Table 1: Model parameters of the half-car suspension system.
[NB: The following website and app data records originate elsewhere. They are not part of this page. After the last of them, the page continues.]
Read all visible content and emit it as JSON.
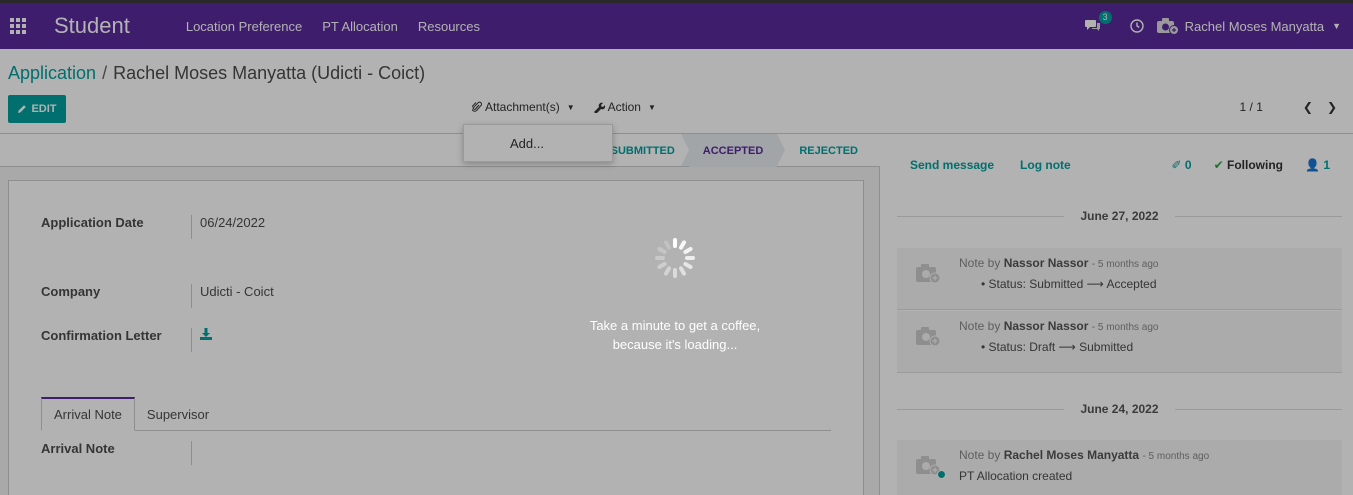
{
  "topbar": {
    "brand": "Student",
    "menu": [
      "Location Preference",
      "PT Allocation",
      "Resources"
    ],
    "chat_count": "3",
    "user_name": "Rachel Moses Manyatta"
  },
  "control_panel": {
    "breadcrumb_link": "Application",
    "breadcrumb_sep": "/",
    "breadcrumb_current": "Rachel Moses Manyatta (Udicti - Coict)",
    "edit_label": "EDIT",
    "attachments_label": "Attachment(s)",
    "action_label": "Action",
    "pager_value": "1 / 1",
    "dropdown_item": "Add..."
  },
  "statusbar": {
    "stages": [
      "SUBMITTED",
      "ACCEPTED",
      "REJECTED"
    ],
    "active_stage": "ACCEPTED"
  },
  "form": {
    "application_date_label": "Application Date",
    "application_date_value": "06/24/2022",
    "company_label": "Company",
    "company_value": "Udicti - Coict",
    "confirmation_letter_label": "Confirmation Letter",
    "tabs": [
      "Arrival Note",
      "Supervisor"
    ],
    "arrival_note_label": "Arrival Note"
  },
  "chatter": {
    "send_message": "Send message",
    "log_note": "Log note",
    "attachment_count": "0",
    "following": "Following",
    "follower_count": "1",
    "dates": [
      "June 27, 2022",
      "June 24, 2022"
    ],
    "messages": [
      {
        "prefix": "Note by",
        "author": "Nassor Nassor",
        "ago": "- 5 months ago",
        "body": "Status: Submitted ⟶ Accepted"
      },
      {
        "prefix": "Note by",
        "author": "Nassor Nassor",
        "ago": "- 5 months ago",
        "body": "Status: Draft ⟶ Submitted"
      },
      {
        "prefix": "Note by",
        "author": "Rachel Moses Manyatta",
        "ago": "- 5 months ago",
        "body": "PT Allocation created"
      }
    ]
  },
  "loading": {
    "line1": "Take a minute to get a coffee,",
    "line2": "because it's loading..."
  },
  "colors": {
    "brand": "#5a2a9c",
    "accent": "#00a09d"
  }
}
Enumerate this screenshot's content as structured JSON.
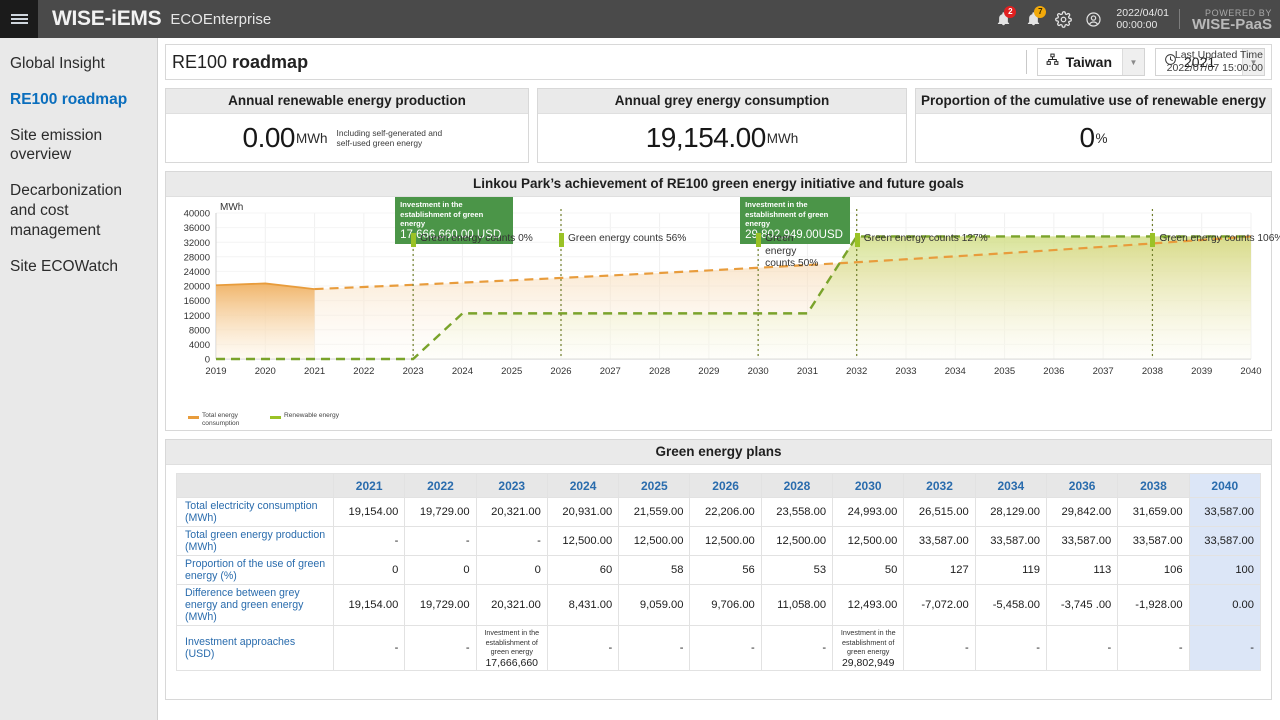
{
  "topbar": {
    "menu_icon": "hamburger-icon",
    "brand": "WISE-iEMS",
    "product": "ECOEnterprise",
    "alert_badge": "2",
    "notify_badge": "7",
    "timestamp_date": "2022/04/01",
    "timestamp_time": "00:00:00",
    "powered_label": "POWERED BY",
    "powered_brand": "WISE-PaaS"
  },
  "sidebar": {
    "items": [
      {
        "label": "Global Insight",
        "active": false
      },
      {
        "label": "RE100 roadmap",
        "active": true
      },
      {
        "label": "Site emission overview",
        "active": false
      },
      {
        "label": "Decarbonization and cost management",
        "active": false
      },
      {
        "label": "Site ECOWatch",
        "active": false
      }
    ]
  },
  "toolbar": {
    "title_prefix": "RE100",
    "title_bold": "roadmap",
    "site_selector": {
      "icon": "hierarchy-icon",
      "value": "Taiwan"
    },
    "year_selector": {
      "icon": "clock-icon",
      "value": "2021"
    },
    "updated_label": "Last Updated Time",
    "updated_value": "2022/07/07 15:00:00"
  },
  "kpi": [
    {
      "title": "Annual renewable energy production",
      "value": "0.00",
      "unit": "MWh",
      "note": "Including self-generated and self-used green energy"
    },
    {
      "title": "Annual grey energy consumption",
      "value": "19,154.00",
      "unit": "MWh",
      "note": ""
    },
    {
      "title": "Proportion of the cumulative use of renewable energy",
      "value": "0",
      "unit": "%",
      "note": ""
    }
  ],
  "chart_panel_title": "Linkou Park’s achievement of RE100  green energy initiative and future goals",
  "chart_data": {
    "type": "area",
    "title": "Linkou Park’s achievement of RE100  green energy initiative and future goals",
    "ylabel": "MWh",
    "ylim": [
      0,
      40000
    ],
    "yticks": [
      0,
      4000,
      8000,
      12000,
      16000,
      20000,
      24000,
      28000,
      32000,
      36000,
      40000
    ],
    "x": [
      2019,
      2020,
      2021,
      2022,
      2023,
      2024,
      2025,
      2026,
      2027,
      2028,
      2029,
      2030,
      2031,
      2032,
      2033,
      2034,
      2035,
      2036,
      2037,
      2038,
      2039,
      2040
    ],
    "grid": true,
    "legend_position": "bottom-left",
    "series": [
      {
        "name": "Total energy consumption",
        "color": "#e89c3c",
        "style": "solid-then-dashed",
        "solid_until": 2021,
        "values": [
          20200,
          20700,
          19154,
          19729,
          20321,
          20931,
          21559,
          22206,
          22880,
          23558,
          24270,
          24993,
          25750,
          26515,
          27320,
          28129,
          28980,
          29842,
          30740,
          31659,
          32610,
          33587
        ]
      },
      {
        "name": "Renewable energy",
        "color": "#7aa32b",
        "style": "dashed",
        "values": [
          0,
          0,
          0,
          0,
          0,
          12500,
          12500,
          12500,
          12500,
          12500,
          12500,
          12500,
          12500,
          33587,
          33587,
          33587,
          33587,
          33587,
          33587,
          33587,
          33587,
          33587
        ]
      }
    ],
    "investment_badges": [
      {
        "at_year": 2023,
        "line1": "Investment in the",
        "line2": "establishment of green energy",
        "amount": "17,666,660.00 USD"
      },
      {
        "at_year": 2030,
        "line1": "Investment in the establishment",
        "line2": "of green energy",
        "amount": "29,802,949.00USD"
      }
    ],
    "annotations": [
      {
        "at_year": 2023,
        "text": "Green energy counts 0%"
      },
      {
        "at_year": 2026,
        "text": "Green energy counts 56%"
      },
      {
        "at_year": 2030,
        "text": "Green energy counts 50%"
      },
      {
        "at_year": 2032,
        "text": "Green energy counts 127%"
      },
      {
        "at_year": 2038,
        "text": "Green energy counts 106%"
      }
    ]
  },
  "table": {
    "title": "Green energy plans",
    "row_header_label": "",
    "columns": [
      "2021",
      "2022",
      "2023",
      "2024",
      "2025",
      "2026",
      "2028",
      "2030",
      "2032",
      "2034",
      "2036",
      "2038",
      "2040"
    ],
    "highlight_column": "2040",
    "rows": [
      {
        "label": "Total electricity consumption (MWh)",
        "values": [
          "19,154.00",
          "19,729.00",
          "20,321.00",
          "20,931.00",
          "21,559.00",
          "22,206.00",
          "23,558.00",
          "24,993.00",
          "26,515.00",
          "28,129.00",
          "29,842.00",
          "31,659.00",
          "33,587.00"
        ]
      },
      {
        "label": "Total green energy production (MWh)",
        "values": [
          "-",
          "-",
          "-",
          "12,500.00",
          "12,500.00",
          "12,500.00",
          "12,500.00",
          "12,500.00",
          "33,587.00",
          "33,587.00",
          "33,587.00",
          "33,587.00",
          "33,587.00"
        ]
      },
      {
        "label": "Proportion of the use of green energy (%)",
        "values": [
          "0",
          "0",
          "0",
          "60",
          "58",
          "56",
          "53",
          "50",
          "127",
          "119",
          "113",
          "106",
          "100"
        ]
      },
      {
        "label": "Difference between grey energy and green energy (MWh)",
        "values": [
          "19,154.00",
          "19,729.00",
          "20,321.00",
          "8,431.00",
          "9,059.00",
          "9,706.00",
          "11,058.00",
          "12,493.00",
          "-7,072.00",
          "-5,458.00",
          "-3,745 .00",
          "-1,928.00",
          "0.00"
        ]
      }
    ],
    "investment_row": {
      "label": "Investment approaches (USD)",
      "cells": [
        {
          "type": "dash",
          "text": "-"
        },
        {
          "type": "dash",
          "text": "-"
        },
        {
          "type": "note",
          "note": "Investment in the establishment of green energy",
          "amount": "17,666,660"
        },
        {
          "type": "dash",
          "text": "-"
        },
        {
          "type": "dash",
          "text": "-"
        },
        {
          "type": "dash",
          "text": "-"
        },
        {
          "type": "dash",
          "text": "-"
        },
        {
          "type": "note",
          "note": "Investment in the establishment of green energy",
          "amount": "29,802,949"
        },
        {
          "type": "dash",
          "text": "-"
        },
        {
          "type": "dash",
          "text": "-"
        },
        {
          "type": "dash",
          "text": "-"
        },
        {
          "type": "dash",
          "text": "-"
        },
        {
          "type": "dash",
          "text": "-"
        }
      ]
    }
  }
}
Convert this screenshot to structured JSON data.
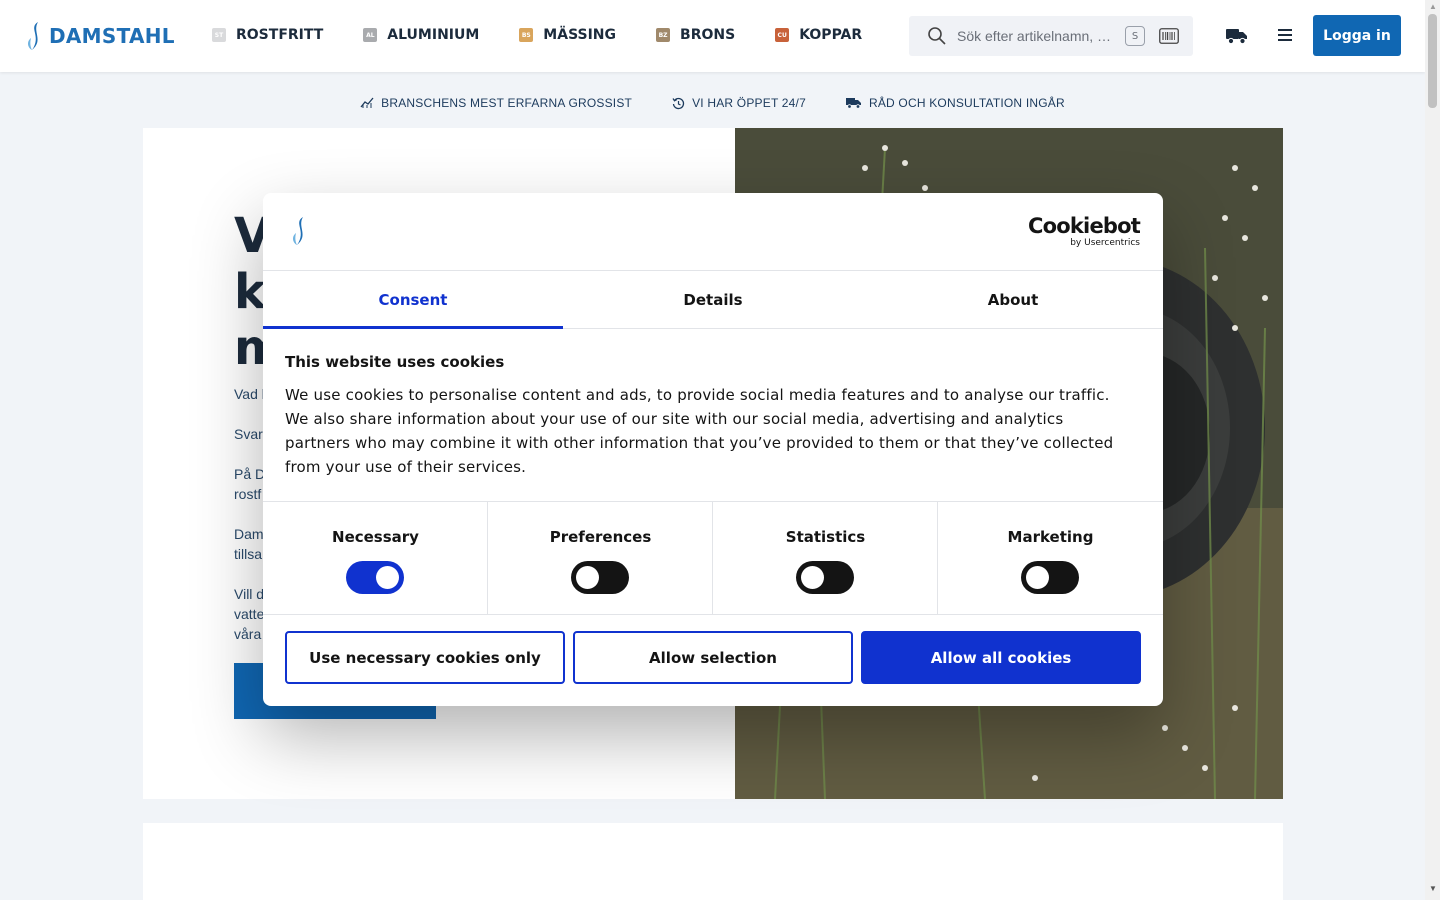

Symbol Quantity Value [M.sub.g] Car body mass 575 kg [J.sub.[theta]] Car body pitch inertia 769 kg x [m.sup.2] [M.sub.uf] Front unsprung mass 60 kg [M.sub.ur] Rear unsprung mass 60 kg [k.sub.tf] Front tyre stiffness 190kN/m [k.sub.tr] Rear tyre stiffness 190kN/m [k.sub.rf] Front suspension stiffness 16.812 kN/m [k.sub.sr] Rear suspension stiffness 16.812 kN/m [C.sub.sf] Front damper coefficient 1.0kN x s/m [C.sub.sr] Rear damper coefficient 1.0kN x s/m a Front axle distance to car 1.38 m body center h Rear axle distance to car 1.36 m body center

Printer friendly Cite/link Email Feedback | |

Title Annotation: | Research Article |
---|---|

Author: | Zhang, Hailong; Zhang, Ning; Min, Fuhong; Rakheja, Subhash; Su, Chunyi; Wang, Enrong |

Publication: | Mathematical Problems in Engineering |

Article Type: | Report |

Geographic Code: | 1USA |

Date: | Jan 1, 2016 |

Words: | 6303 |

Previous Article: | Efficient DS-UWB MUD Algorithm Using Code Mapping and RVM. |

Next Article: | Nonfragile Robust Model Predictive Control for Uncertain Constrained Systems with Time-Delay Compensation. |

Topics: |